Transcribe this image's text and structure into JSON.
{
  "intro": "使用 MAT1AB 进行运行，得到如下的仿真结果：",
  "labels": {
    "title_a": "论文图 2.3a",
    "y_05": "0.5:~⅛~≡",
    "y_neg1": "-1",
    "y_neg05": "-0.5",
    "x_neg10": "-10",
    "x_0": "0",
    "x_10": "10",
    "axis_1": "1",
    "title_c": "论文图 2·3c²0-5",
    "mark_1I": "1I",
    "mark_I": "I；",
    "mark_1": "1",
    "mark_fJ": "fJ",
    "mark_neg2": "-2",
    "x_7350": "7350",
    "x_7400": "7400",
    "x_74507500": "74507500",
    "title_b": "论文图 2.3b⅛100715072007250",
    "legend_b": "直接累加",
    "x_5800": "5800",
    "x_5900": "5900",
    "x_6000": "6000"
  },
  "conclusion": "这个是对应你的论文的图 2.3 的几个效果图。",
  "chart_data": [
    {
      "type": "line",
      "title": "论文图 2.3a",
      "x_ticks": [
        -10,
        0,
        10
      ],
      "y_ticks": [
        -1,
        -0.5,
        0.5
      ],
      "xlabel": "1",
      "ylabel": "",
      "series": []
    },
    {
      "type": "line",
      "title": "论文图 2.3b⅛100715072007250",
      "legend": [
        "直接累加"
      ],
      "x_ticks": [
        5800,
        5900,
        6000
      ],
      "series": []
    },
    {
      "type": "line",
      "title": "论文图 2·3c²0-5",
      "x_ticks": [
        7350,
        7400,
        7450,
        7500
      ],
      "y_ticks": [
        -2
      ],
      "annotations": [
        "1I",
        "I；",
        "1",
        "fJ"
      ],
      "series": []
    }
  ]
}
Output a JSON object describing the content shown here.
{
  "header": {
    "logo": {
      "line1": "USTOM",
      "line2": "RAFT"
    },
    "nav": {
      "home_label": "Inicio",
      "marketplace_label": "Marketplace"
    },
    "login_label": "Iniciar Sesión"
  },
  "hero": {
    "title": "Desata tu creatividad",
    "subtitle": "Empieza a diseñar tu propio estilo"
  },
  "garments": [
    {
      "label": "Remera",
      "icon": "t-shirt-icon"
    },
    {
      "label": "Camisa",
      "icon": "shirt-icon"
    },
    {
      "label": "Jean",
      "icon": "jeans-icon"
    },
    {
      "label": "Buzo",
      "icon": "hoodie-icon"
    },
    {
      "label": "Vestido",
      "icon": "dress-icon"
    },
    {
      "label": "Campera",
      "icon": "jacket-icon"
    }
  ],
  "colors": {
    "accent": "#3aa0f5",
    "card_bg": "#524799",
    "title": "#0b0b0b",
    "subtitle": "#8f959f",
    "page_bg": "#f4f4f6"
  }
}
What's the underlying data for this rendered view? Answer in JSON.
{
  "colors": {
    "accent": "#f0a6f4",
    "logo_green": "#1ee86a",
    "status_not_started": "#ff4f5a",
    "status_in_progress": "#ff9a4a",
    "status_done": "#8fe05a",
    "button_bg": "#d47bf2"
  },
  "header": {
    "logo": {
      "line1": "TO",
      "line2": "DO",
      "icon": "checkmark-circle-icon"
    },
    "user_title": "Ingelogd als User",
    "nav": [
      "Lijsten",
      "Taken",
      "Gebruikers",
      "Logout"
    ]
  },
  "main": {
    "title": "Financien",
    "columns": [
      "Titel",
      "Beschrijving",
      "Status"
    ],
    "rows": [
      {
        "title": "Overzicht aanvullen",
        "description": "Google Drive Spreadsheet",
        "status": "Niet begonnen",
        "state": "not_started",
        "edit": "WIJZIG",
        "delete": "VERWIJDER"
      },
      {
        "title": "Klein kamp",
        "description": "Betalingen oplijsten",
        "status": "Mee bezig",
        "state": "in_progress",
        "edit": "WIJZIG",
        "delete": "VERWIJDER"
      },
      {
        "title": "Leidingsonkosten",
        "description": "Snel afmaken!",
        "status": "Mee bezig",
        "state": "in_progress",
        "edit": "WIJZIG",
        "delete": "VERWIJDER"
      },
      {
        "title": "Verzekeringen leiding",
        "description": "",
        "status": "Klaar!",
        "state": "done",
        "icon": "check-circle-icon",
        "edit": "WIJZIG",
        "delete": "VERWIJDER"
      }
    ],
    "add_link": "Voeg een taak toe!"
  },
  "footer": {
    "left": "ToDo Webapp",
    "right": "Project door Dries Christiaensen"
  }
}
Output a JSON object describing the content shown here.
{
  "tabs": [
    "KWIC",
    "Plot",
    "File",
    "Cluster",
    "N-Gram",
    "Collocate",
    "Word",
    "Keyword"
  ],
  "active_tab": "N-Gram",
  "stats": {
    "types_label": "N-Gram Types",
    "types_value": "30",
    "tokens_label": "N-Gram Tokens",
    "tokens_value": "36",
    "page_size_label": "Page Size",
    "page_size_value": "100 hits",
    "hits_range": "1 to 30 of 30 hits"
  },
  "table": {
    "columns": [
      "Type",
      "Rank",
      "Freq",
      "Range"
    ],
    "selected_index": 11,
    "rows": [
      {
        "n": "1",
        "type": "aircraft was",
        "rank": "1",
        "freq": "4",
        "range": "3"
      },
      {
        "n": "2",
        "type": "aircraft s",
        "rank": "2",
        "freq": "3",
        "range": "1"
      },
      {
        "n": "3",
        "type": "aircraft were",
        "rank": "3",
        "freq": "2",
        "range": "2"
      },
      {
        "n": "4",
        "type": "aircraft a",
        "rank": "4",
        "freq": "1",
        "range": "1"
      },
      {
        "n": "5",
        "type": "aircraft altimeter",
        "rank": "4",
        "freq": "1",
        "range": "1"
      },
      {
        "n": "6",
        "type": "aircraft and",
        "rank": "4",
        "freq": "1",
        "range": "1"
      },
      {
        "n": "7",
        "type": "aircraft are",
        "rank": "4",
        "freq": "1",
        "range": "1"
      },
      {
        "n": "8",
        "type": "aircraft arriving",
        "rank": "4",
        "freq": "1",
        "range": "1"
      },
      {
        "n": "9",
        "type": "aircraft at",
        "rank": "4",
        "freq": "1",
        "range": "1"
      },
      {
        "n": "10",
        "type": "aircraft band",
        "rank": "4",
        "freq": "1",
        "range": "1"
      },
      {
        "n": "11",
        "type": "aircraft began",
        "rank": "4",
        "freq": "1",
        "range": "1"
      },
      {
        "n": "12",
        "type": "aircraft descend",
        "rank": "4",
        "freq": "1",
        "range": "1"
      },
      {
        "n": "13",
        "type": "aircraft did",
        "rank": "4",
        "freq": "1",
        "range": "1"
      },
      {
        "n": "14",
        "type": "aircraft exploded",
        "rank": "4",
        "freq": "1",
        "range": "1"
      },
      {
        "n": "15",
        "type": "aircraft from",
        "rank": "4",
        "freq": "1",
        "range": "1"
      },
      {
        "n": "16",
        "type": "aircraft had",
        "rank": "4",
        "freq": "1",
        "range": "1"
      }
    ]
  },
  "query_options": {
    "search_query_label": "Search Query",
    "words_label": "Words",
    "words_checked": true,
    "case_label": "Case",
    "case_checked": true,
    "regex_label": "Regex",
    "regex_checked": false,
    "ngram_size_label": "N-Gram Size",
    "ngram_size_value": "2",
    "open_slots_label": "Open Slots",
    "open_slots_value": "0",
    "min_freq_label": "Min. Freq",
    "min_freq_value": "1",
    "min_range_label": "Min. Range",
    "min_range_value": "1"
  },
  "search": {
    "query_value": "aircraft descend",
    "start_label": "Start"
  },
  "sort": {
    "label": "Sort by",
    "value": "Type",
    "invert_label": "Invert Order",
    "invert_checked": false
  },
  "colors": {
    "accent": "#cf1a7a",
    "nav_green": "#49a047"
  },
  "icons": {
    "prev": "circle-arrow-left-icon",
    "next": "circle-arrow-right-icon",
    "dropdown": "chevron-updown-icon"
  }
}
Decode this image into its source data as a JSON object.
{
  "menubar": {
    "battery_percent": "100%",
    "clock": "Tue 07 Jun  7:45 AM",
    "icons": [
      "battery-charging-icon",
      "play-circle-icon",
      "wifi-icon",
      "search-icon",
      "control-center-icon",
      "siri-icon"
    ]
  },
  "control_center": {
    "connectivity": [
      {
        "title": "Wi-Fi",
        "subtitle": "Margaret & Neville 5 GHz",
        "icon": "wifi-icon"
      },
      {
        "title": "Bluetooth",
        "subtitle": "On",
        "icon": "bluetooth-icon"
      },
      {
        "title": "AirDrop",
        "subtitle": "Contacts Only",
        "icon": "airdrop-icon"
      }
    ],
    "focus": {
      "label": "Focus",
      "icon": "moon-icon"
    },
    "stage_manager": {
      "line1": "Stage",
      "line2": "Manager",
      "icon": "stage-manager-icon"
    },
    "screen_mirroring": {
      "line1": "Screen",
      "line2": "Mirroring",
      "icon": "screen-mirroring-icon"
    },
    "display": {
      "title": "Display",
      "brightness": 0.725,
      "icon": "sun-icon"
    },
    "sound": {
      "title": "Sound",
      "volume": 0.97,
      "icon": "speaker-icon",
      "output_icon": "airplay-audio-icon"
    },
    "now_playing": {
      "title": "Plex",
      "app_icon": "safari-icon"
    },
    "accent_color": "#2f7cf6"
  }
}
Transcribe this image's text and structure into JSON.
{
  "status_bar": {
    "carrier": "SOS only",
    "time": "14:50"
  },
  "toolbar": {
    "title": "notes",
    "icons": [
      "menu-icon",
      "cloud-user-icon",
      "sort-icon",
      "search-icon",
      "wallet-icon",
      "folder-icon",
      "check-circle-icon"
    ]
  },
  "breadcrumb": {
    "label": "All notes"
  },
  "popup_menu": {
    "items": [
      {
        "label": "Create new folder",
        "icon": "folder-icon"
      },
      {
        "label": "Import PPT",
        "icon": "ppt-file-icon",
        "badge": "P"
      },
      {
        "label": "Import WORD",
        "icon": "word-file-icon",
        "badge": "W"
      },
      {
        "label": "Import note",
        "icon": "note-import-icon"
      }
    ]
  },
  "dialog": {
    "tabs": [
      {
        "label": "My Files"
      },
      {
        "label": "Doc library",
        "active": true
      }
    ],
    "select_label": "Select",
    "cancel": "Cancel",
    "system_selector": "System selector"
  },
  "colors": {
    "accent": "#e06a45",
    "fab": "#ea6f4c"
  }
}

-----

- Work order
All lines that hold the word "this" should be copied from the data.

- Output of the exercise
Transcribe this image's text and structure into JSON.
What's the underlying data for this rendered view? Answer in JSON.
Decode this image into its source data as a JSON object.
Transcribe this image's text and structure into JSON.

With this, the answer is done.